• _What to work on_: Return the records in full, exactly as given.

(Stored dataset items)
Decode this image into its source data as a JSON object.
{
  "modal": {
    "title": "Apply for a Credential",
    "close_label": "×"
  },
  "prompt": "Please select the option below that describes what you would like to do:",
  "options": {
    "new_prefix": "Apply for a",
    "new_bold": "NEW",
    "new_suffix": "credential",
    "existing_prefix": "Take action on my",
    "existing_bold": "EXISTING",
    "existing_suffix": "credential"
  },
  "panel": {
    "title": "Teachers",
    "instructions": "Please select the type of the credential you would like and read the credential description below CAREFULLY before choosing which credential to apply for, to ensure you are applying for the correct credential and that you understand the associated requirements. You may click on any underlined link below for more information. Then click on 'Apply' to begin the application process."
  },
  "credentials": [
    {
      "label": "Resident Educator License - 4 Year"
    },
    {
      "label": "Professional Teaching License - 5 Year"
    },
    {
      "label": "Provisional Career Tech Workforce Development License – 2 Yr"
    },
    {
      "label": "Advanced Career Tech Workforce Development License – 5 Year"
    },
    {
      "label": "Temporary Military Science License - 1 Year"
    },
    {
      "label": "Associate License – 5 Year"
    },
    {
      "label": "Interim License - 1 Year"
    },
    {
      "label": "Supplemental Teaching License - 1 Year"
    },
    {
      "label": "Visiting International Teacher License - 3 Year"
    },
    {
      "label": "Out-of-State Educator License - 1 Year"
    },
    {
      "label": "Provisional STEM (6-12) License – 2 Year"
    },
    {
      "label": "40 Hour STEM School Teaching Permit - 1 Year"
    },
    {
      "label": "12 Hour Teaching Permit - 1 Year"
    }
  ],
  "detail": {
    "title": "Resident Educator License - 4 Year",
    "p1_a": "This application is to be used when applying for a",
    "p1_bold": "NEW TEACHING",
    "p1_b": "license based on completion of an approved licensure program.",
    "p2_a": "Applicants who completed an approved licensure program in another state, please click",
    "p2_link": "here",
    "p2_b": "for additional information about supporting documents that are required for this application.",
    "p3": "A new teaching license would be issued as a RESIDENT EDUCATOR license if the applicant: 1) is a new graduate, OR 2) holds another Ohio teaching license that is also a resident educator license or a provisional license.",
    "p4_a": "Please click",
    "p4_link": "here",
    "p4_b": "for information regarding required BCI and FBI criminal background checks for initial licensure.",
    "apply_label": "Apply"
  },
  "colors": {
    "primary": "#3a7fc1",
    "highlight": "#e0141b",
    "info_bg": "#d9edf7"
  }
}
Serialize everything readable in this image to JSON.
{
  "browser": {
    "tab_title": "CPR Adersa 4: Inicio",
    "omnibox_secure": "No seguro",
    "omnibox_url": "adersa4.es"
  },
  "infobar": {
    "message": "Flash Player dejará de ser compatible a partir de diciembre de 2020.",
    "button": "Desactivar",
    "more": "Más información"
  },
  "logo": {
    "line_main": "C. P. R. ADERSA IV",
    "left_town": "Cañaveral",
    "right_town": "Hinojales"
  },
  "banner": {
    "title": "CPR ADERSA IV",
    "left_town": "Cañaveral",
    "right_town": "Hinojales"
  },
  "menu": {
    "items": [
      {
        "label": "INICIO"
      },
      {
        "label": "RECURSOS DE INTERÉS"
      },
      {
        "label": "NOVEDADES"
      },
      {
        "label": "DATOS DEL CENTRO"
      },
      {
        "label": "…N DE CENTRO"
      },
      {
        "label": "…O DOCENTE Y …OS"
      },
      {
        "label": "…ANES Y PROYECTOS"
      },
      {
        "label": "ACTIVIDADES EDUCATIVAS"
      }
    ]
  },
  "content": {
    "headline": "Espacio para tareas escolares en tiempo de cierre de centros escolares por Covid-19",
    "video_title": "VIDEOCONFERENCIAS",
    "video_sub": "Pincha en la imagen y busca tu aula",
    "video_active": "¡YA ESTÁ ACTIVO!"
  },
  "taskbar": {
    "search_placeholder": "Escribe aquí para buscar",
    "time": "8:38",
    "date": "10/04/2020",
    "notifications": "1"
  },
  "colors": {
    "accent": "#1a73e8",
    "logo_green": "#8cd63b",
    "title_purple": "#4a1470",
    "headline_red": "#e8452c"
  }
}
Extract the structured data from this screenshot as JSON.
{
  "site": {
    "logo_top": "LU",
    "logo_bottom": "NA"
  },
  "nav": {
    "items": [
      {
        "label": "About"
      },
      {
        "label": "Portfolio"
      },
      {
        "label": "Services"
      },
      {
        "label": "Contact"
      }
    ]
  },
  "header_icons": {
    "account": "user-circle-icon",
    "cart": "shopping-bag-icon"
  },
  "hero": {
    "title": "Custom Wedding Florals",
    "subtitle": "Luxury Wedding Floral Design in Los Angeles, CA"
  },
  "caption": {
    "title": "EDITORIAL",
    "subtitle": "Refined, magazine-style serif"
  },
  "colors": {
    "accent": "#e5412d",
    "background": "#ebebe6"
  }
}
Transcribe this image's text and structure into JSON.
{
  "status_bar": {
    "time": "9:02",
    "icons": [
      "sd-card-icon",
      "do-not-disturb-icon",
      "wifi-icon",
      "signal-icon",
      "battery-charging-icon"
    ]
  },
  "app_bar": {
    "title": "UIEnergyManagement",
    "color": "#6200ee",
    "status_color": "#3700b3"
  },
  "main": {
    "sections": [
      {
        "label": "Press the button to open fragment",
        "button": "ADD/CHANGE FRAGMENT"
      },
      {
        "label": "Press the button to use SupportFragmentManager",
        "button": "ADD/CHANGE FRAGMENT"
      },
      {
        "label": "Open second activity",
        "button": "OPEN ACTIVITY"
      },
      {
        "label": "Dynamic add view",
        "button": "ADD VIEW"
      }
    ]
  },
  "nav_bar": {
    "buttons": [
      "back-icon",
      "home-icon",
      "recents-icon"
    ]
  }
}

• _Task output_:
Decode this image into its source data as a JSON object.
{
  "modal": {
    "title": "Apply for a Credential",
    "close_label": "×"
  },
  "prompt": "Please select the option below that describes what you would like to do:",
  "options": {
    "new_prefix": "Apply for a",
    "new_bold": "NEW",
    "new_suffix": "credential",
    "existing_prefix": "Take action on my",
    "existing_bold": "EXISTING",
    "existing_suffix": "credential"
  },
  "panel": {
    "title": "Teachers",
    "instructions": "Please select the type of the credential you would like and read the credential description below CAREFULLY before choosing which credential to apply for, to ensure you are applying for the correct credential and that you understand the associated requirements. You may click on any underlined link below for more information. Then click on 'Apply' to begin the application process."
  },
  "credentials": [
    {
      "label": "Resident Educator License - 4 Year"
    },
    {
      "label": "Professional Teaching License - 5 Year"
    },
    {
      "label": "Provisional Career Tech Workforce Development License – 2 Yr"
    },
    {
      "label": "Advanced Career Tech Workforce Development License – 5 Year"
    },
    {
      "label": "Temporary Military Science License - 1 Year"
    },
    {
      "label": "Associate License – 5 Year"
    },
    {
      "label": "Interim License - 1 Year"
    },
    {
      "label": "Supplemental Teaching License - 1 Year"
    },
    {
      "label": "Visiting International Teacher License - 3 Year"
    },
    {
      "label": "Out-of-State Educator License - 1 Year"
    },
    {
      "label": "Provisional STEM (6-12) License – 2 Year"
    },
    {
      "label": "40 Hour STEM School Teaching Permit - 1 Year"
    },
    {
      "label": "12 Hour Teaching Permit - 1 Year"
    }
  ],
  "detail": {
    "title": "Resident Educator License - 4 Year",
    "p1_a": "This application is to be used when applying for a",
    "p1_bold": "NEW TEACHING",
    "p1_b": "license based on completion of an approved licensure program.",
    "p2_a": "Applicants who completed an approved licensure program in another state, please click",
    "p2_link": "here",
    "p2_b": "for additional information about supporting documents that are required for this application.",
    "p3": "A new teaching license would be issued as a RESIDENT EDUCATOR license if the applicant: 1) is a new graduate, OR 2) holds another Ohio teaching license that is also a resident educator license or a provisional license.",
    "p4_a": "Please click",
    "p4_link": "here",
    "p4_b": "for information regarding required BCI and FBI criminal background checks for initial licensure.",
    "apply_label": "Apply"
  },
  "colors": {
    "primary": "#3a7fc1",
    "highlight": "#e0141b",
    "info_bg": "#d9edf7"
  }
}
Serialize everything readable in this image to JSON.
{
  "browser": {
    "tab_title": "CPR Adersa 4: Inicio",
    "omnibox_secure": "No seguro",
    "omnibox_url": "adersa4.es"
  },
  "infobar": {
    "message": "Flash Player dejará de ser compatible a partir de diciembre de 2020.",
    "button": "Desactivar",
    "more": "Más información"
  },
  "logo": {
    "line_main": "C. P. R. ADERSA IV",
    "left_town": "Cañaveral",
    "right_town": "Hinojales"
  },
  "banner": {
    "title": "CPR ADERSA IV",
    "left_town": "Cañaveral",
    "right_town": "Hinojales"
  },
  "menu": {
    "items": [
      {
        "label": "INICIO"
      },
      {
        "label": "RECURSOS DE INTERÉS"
      },
      {
        "label": "NOVEDADES"
      },
      {
        "label": "DATOS DEL CENTRO"
      },
      {
        "label": "…N DE CENTRO"
      },
      {
        "label": "…O DOCENTE Y …OS"
      },
      {
        "label": "…ANES Y PROYECTOS"
      },
      {
        "label": "ACTIVIDADES EDUCATIVAS"
      }
    ]
  },
  "content": {
    "headline": "Espacio para tareas escolares en tiempo de cierre de centros escolares por Covid-19",
    "video_title": "VIDEOCONFERENCIAS",
    "video_sub": "Pincha en la imagen y busca tu aula",
    "video_active": "¡YA ESTÁ ACTIVO!"
  },
  "taskbar": {
    "search_placeholder": "Escribe aquí para buscar",
    "time": "8:38",
    "date": "10/04/2020",
    "notifications": "1"
  },
  "colors": {
    "accent": "#1a73e8",
    "logo_green": "#8cd63b",
    "title_purple": "#4a1470",
    "headline_red": "#e8452c"
  }
}
Extract the structured data from this screenshot as JSON.
{
  "site": {
    "logo_top": "LU",
    "logo_bottom": "NA"
  },
  "nav": {
    "items": [
      {
        "label": "About"
      },
      {
        "label": "Portfolio"
      },
      {
        "label": "Services"
      },
      {
        "label": "Contact"
      }
    ]
  },
  "header_icons": {
    "account": "user-circle-icon",
    "cart": "shopping-bag-icon"
  },
  "hero": {
    "title": "Custom Wedding Florals",
    "subtitle": "Luxury Wedding Floral Design in Los Angeles, CA"
  },
  "caption": {
    "title": "EDITORIAL",
    "subtitle": "Refined, magazine-style serif"
  },
  "colors": {
    "accent": "#e5412d",
    "background": "#ebebe6"
  }
}
Transcribe this image's text and structure into JSON.
{
  "status_bar": {
    "time": "9:02",
    "icons": [
      "sd-card-icon",
      "do-not-disturb-icon",
      "wifi-icon",
      "signal-icon",
      "battery-charging-icon"
    ]
  },
  "app_bar": {
    "title": "UIEnergyManagement",
    "color": "#6200ee",
    "status_color": "#3700b3"
  },
  "main": {
    "sections": [
      {
        "label": "Press the button to open fragment",
        "button": "ADD/CHANGE FRAGMENT"
      },
      {
        "label": "Press the button to use SupportFragmentManager",
        "button": "ADD/CHANGE FRAGMENT"
      },
      {
        "label": "Open second activity",
        "button": "OPEN ACTIVITY"
      },
      {
        "label": "Dynamic add view",
        "button": "ADD VIEW"
      }
    ]
  },
  "nav_bar": {
    "buttons": [
      "back-icon",
      "home-icon",
      "recents-icon"
    ]
  }
}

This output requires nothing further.